(b) Twenty-three patients died within two years of the time of commencing treatment here. Percentage, 12.7. In these cases treatment may fairly be said to have prolonged life, but nothing in the nature of even a partial cure was obtained.

(c) Thirty patients have been followed for two years, but we have no news of them later. We know only that they were alive more than two years after beginning treatment. Some are no doubt dead, and the others ought to fall into the divisions that follow, but in the absence of exact knowledge it seems better to form a special class for them. Percentage (alive after 2 years), 16.3.

(d) Thirty-nine patients report themselves in fair health in 1904. They are not able to undertake the work of people that have never broken down, but are all able to enjoy life and do a certain amount of work, but need to exercise care in living. Percentage (in fair health), 21.3.

(e) Thirty-five patients are in enjoyment of normal health, working as hard as ever they did, and able to do all that the normal healthy man can do. Percentage (cured), 19.1.

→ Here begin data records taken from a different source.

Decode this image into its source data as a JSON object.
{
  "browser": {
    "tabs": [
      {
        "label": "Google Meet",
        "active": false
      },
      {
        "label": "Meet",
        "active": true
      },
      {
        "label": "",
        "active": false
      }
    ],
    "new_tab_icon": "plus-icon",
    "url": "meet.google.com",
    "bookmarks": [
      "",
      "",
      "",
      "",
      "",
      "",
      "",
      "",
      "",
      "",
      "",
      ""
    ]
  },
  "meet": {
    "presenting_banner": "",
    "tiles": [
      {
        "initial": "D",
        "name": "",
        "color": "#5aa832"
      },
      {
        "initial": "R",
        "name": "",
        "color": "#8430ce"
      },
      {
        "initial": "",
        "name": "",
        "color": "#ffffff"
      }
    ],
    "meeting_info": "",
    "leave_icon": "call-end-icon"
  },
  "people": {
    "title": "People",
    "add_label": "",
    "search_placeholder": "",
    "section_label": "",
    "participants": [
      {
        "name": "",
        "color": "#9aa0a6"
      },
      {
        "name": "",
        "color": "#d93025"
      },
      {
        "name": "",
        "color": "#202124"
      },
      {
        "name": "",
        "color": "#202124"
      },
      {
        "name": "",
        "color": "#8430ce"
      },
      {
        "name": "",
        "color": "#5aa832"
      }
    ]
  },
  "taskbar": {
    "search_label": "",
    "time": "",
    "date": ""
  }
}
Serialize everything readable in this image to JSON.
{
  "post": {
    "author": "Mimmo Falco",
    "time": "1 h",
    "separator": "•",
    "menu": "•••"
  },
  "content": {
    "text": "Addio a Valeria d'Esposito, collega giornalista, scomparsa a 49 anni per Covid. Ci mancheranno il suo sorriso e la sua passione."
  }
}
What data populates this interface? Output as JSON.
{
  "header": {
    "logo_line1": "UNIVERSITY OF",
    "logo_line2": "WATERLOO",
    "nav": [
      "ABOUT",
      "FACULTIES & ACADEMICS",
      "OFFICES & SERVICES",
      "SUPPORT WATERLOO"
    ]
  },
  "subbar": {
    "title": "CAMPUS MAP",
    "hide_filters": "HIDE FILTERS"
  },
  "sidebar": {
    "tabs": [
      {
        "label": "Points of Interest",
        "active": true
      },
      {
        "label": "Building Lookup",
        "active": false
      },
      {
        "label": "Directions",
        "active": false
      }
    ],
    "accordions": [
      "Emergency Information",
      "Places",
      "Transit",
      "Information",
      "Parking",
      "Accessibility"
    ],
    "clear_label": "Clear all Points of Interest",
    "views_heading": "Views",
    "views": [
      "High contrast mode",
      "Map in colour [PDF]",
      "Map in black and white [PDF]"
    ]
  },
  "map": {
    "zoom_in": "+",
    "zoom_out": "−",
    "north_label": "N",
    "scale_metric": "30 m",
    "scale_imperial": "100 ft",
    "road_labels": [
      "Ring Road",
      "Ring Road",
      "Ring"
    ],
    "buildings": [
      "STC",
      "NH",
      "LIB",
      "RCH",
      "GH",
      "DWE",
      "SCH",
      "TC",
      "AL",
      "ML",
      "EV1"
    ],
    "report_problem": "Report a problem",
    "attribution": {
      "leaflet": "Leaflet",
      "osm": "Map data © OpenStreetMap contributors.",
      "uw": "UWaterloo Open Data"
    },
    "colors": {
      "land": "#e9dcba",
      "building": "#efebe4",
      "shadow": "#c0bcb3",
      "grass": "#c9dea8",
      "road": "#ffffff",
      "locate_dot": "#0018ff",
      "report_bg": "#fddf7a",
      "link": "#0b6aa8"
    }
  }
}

This class includes 84 cases.

(a) Corresponding to similar subdivision of Class A, includes 2 cases. Percentage (died within twelve months), 2.3.

(b) Includes 3 cases. Percentage (died within two years), 3.5.

(c) Includes 19 cases. Percentage (alive two years after), 22.6.

(d) Includes 11 cases. Percentage (in fair health), 13.09.

(e) Includes 49 cases. Percentage (cured), 58.3.


Includes 22 cases.

There are no cases in subdivisions a and b.

(c) Includes 1 case. Percentage (alive two years after), 4.5.

(d) Includes 1 case. Percentage (in fair health), 4.5.

(e) Includes 20 cases. Percentage (cured), 90.9.

Taking all the classes together, the percentages are as follows: Total, 289 cases.

Subdivision (a) 58 cases. Percentage (died within twelve months), 20.06.

Subdivision (b) 26 cases. Percentage (died within two years), 8.9.

Subdivision (c) 50 cases. Percentage(alive two years after), 17.3.

Subdiviston (d) 5I cases. Percentage (in fair health), 17.6.

Subdivision (e) I04 cases. Percentage (cured), 35.9.

The classification according to severity sufficiently emphasizes the desirability of commencing treatment early; but if even of severe cases 19.1 per cent. can be wholly cured and another 21.3 restored to a very fair measure of health--over 40 percent., taking both classes together--then there can be hardly any cases of phthisis wherein something may not be hoped for from sanatorium treatment.

Source: The British Medical Journal, Jan 14 1905, p64-5